Extracted data entries
====
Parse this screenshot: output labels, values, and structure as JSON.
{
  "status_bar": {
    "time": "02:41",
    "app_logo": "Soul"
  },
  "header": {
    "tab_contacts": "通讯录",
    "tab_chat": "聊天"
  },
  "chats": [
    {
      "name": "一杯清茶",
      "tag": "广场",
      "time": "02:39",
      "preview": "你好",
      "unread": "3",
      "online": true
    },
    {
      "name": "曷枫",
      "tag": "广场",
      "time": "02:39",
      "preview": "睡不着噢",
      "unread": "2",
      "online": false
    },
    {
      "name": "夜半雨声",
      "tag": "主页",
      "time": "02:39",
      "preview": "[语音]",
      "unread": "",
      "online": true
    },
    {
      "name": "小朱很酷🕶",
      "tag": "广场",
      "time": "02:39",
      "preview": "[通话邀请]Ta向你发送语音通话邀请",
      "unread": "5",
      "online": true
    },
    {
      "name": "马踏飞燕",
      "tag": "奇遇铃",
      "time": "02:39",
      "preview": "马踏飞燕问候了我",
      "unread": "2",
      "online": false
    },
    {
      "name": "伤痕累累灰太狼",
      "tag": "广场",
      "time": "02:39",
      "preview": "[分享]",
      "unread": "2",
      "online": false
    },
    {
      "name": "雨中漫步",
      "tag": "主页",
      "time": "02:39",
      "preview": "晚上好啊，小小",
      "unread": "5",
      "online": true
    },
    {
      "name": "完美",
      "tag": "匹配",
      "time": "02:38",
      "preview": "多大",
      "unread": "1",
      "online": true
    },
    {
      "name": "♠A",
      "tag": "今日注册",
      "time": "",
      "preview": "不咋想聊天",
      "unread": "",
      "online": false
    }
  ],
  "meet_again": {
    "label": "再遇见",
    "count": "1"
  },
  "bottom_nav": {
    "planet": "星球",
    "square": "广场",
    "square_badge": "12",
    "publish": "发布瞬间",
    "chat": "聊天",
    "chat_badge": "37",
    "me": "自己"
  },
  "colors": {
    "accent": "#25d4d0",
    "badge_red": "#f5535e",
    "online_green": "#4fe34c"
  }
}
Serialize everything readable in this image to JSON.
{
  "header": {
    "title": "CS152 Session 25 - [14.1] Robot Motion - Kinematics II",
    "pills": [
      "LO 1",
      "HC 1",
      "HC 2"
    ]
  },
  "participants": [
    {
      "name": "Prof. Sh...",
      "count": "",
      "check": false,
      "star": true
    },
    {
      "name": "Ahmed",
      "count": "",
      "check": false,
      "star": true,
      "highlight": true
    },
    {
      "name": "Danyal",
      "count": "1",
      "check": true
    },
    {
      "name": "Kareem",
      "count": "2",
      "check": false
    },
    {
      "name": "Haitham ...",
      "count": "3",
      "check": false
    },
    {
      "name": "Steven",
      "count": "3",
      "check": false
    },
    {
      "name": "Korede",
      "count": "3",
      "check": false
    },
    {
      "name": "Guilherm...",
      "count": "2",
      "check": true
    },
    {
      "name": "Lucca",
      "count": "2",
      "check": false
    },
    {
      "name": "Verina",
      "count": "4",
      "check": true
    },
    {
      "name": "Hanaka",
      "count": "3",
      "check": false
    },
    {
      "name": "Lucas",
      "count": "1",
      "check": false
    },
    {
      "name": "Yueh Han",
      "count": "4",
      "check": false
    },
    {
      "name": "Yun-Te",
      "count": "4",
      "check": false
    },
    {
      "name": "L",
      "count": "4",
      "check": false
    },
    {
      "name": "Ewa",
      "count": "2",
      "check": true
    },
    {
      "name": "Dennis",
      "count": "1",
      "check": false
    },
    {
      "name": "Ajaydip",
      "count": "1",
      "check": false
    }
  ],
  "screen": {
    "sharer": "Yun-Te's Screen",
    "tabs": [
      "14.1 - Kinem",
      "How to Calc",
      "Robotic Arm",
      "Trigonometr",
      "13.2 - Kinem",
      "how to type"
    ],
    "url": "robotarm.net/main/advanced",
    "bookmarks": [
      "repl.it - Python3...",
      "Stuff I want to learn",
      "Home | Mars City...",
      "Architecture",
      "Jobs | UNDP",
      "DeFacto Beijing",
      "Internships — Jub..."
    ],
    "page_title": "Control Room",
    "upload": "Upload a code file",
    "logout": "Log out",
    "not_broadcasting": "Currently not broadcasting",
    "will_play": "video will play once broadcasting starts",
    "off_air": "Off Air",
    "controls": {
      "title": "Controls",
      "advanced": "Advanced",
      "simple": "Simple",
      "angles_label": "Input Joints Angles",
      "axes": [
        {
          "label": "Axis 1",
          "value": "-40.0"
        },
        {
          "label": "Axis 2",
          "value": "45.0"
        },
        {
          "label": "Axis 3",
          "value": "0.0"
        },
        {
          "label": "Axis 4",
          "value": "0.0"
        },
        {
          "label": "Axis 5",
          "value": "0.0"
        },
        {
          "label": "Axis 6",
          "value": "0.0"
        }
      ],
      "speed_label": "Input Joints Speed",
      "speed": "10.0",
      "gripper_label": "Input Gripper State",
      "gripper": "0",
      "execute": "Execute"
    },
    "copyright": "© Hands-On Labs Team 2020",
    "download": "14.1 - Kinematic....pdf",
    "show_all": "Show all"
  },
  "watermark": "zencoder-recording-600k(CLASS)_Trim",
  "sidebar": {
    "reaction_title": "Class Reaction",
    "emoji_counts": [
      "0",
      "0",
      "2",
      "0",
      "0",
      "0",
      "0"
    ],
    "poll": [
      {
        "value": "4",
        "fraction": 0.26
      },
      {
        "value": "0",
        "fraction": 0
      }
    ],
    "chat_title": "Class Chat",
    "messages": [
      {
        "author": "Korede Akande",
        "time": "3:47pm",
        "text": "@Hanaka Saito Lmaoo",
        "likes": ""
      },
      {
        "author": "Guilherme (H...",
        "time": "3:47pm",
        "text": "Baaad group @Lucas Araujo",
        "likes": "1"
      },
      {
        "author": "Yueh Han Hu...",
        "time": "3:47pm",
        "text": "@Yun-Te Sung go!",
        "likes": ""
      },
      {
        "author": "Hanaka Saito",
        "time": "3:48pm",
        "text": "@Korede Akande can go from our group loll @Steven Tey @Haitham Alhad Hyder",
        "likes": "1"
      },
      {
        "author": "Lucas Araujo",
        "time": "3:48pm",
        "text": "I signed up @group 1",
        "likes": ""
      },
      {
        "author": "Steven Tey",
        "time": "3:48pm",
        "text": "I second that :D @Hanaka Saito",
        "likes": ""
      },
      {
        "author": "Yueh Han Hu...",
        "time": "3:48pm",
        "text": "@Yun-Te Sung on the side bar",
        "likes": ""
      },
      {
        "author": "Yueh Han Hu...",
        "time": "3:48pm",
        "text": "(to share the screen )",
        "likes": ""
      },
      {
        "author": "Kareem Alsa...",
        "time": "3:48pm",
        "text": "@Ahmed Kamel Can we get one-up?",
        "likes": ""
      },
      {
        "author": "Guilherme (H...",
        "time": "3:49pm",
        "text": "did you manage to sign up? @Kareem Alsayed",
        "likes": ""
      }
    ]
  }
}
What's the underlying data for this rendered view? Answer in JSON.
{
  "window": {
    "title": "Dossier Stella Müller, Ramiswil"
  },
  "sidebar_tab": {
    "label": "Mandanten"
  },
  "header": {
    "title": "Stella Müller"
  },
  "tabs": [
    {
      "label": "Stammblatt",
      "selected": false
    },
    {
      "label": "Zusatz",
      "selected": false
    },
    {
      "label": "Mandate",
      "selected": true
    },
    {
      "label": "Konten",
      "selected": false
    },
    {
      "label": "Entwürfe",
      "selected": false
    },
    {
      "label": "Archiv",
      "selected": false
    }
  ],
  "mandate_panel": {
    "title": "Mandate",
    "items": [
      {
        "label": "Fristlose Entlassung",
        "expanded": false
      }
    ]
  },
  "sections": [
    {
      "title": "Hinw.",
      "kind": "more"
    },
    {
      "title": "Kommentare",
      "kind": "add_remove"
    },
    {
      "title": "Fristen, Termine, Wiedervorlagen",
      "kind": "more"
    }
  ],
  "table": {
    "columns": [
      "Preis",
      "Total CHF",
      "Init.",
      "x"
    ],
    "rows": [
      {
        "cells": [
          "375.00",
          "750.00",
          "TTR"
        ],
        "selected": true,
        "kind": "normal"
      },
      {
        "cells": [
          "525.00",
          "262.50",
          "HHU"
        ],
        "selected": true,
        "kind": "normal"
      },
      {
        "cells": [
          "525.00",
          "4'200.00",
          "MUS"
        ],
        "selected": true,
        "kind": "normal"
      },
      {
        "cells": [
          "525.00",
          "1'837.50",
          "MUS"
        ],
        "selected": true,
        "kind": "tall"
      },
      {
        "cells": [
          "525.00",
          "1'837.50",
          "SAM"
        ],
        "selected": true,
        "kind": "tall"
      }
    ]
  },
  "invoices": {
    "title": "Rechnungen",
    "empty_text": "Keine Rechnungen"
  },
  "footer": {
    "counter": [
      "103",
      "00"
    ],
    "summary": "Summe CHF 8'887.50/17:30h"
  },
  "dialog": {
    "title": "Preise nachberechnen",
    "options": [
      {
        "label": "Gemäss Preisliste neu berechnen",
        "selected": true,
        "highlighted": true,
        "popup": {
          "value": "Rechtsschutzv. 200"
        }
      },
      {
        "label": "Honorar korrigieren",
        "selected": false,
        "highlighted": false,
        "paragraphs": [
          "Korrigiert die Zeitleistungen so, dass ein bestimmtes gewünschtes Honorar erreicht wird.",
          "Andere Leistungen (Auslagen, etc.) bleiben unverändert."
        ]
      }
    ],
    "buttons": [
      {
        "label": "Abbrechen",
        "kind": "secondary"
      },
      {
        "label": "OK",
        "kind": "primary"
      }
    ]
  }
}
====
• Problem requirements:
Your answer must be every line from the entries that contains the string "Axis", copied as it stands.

• Exercise output:
          "label": "Axis 1",
          "label": "Axis 2",
          "label": "Axis 3",
          "label": "Axis 4",
          "label": "Axis 5",
          "label": "Axis 6",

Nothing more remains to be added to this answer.